[Entries taken from a collection]
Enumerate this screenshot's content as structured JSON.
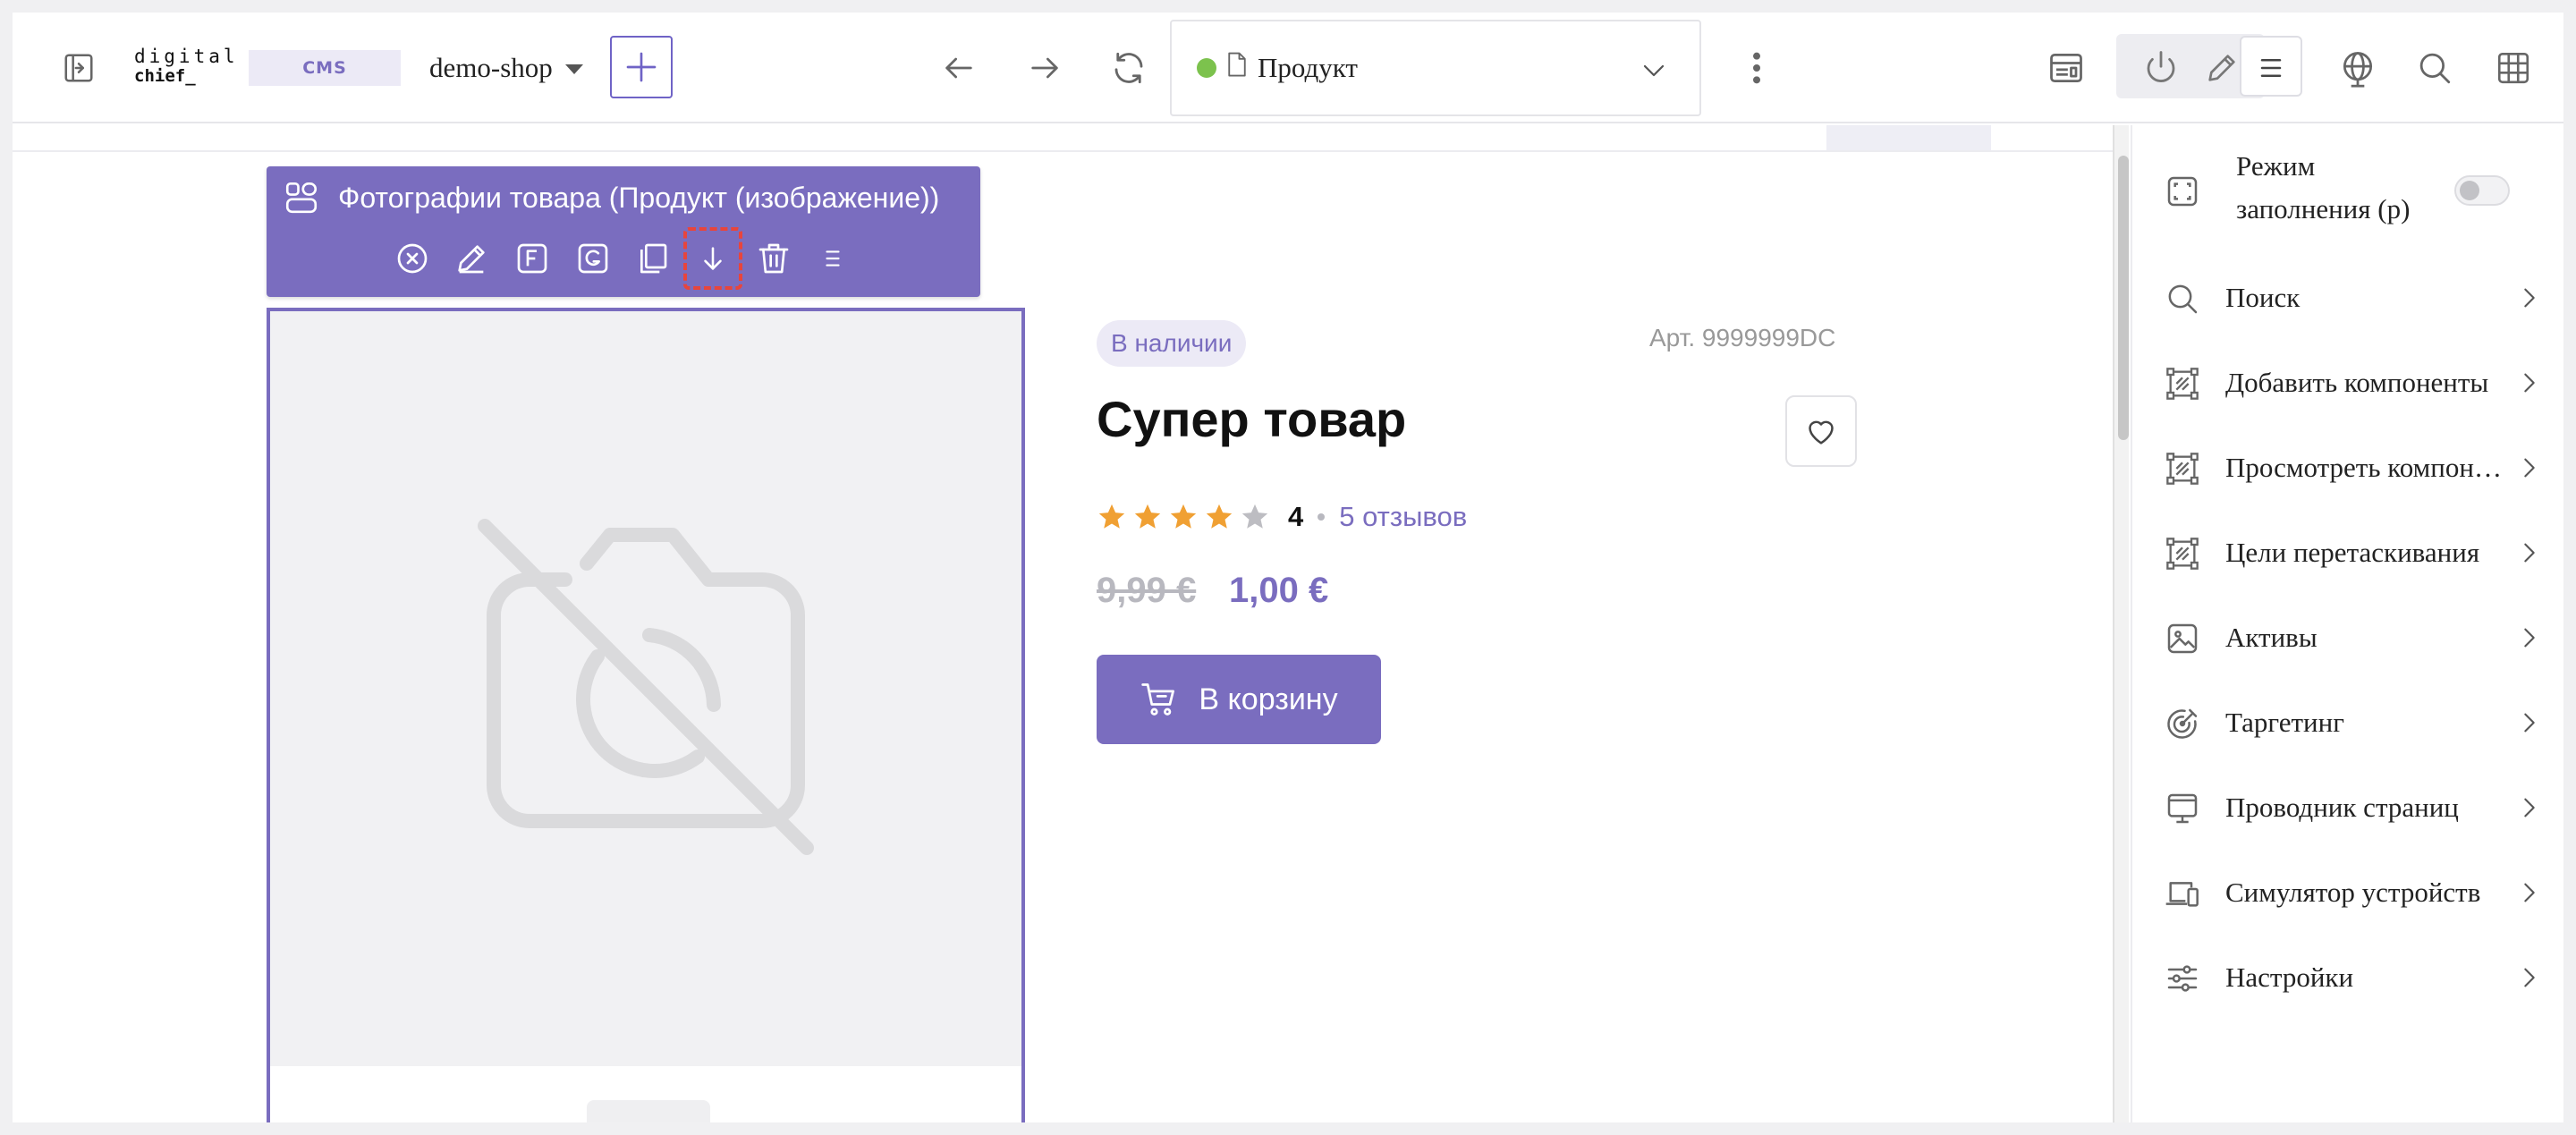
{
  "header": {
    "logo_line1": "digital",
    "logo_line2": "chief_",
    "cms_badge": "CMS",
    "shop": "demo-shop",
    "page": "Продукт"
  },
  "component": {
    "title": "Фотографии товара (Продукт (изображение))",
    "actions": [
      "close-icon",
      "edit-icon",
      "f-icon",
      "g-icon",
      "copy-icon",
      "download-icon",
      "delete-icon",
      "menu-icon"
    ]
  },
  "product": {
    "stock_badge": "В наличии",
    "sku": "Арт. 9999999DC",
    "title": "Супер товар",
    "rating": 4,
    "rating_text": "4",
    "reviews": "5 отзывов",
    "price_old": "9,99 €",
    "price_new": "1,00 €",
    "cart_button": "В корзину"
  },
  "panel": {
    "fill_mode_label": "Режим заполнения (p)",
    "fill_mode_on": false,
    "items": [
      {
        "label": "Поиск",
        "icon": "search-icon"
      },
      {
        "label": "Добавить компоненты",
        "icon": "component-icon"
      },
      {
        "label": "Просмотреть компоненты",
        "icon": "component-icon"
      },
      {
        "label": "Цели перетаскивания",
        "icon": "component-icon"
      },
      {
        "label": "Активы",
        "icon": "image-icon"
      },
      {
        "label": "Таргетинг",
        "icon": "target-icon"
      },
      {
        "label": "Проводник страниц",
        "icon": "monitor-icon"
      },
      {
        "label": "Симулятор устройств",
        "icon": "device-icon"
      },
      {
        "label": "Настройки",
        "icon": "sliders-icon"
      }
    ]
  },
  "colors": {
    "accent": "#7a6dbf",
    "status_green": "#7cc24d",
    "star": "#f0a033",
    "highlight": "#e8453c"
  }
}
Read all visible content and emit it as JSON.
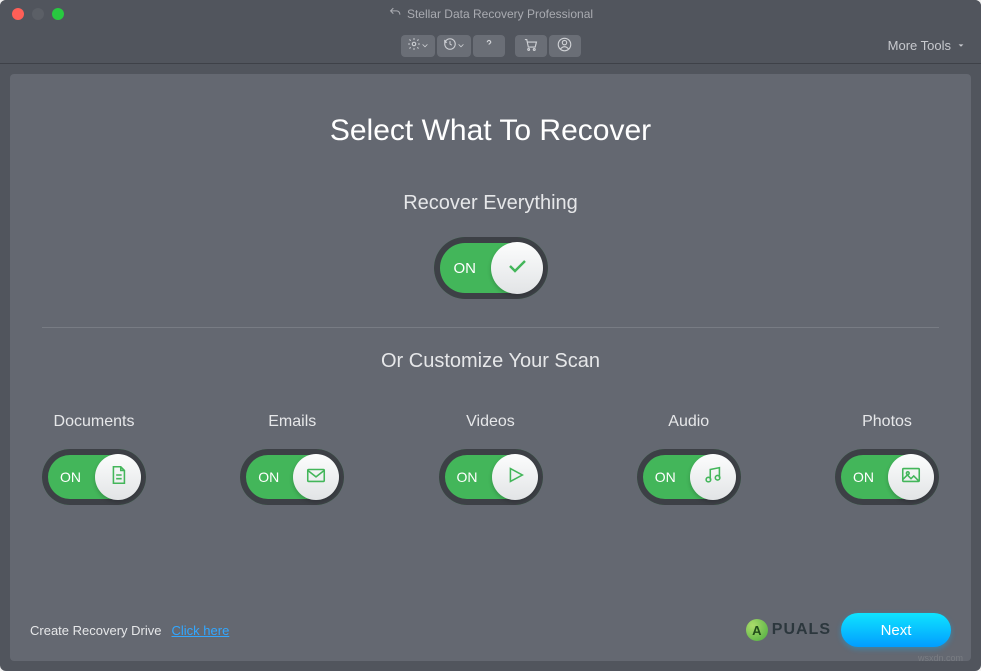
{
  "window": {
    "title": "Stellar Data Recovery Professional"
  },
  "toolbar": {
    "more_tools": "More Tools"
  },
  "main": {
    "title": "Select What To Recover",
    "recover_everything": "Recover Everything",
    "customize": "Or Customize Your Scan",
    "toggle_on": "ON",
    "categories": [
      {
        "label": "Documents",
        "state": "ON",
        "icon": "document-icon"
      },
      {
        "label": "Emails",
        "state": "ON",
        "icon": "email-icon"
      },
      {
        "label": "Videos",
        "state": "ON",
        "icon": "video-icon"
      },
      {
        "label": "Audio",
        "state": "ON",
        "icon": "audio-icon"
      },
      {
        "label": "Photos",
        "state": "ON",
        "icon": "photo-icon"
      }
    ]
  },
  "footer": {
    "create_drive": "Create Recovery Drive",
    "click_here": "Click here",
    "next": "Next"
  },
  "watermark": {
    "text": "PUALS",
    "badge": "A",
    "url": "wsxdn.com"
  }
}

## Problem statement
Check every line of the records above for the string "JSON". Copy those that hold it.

## Answer for this exercise
Enumerate this screenshot's content as structured JSON.
Read all visible content and emit it as JSON.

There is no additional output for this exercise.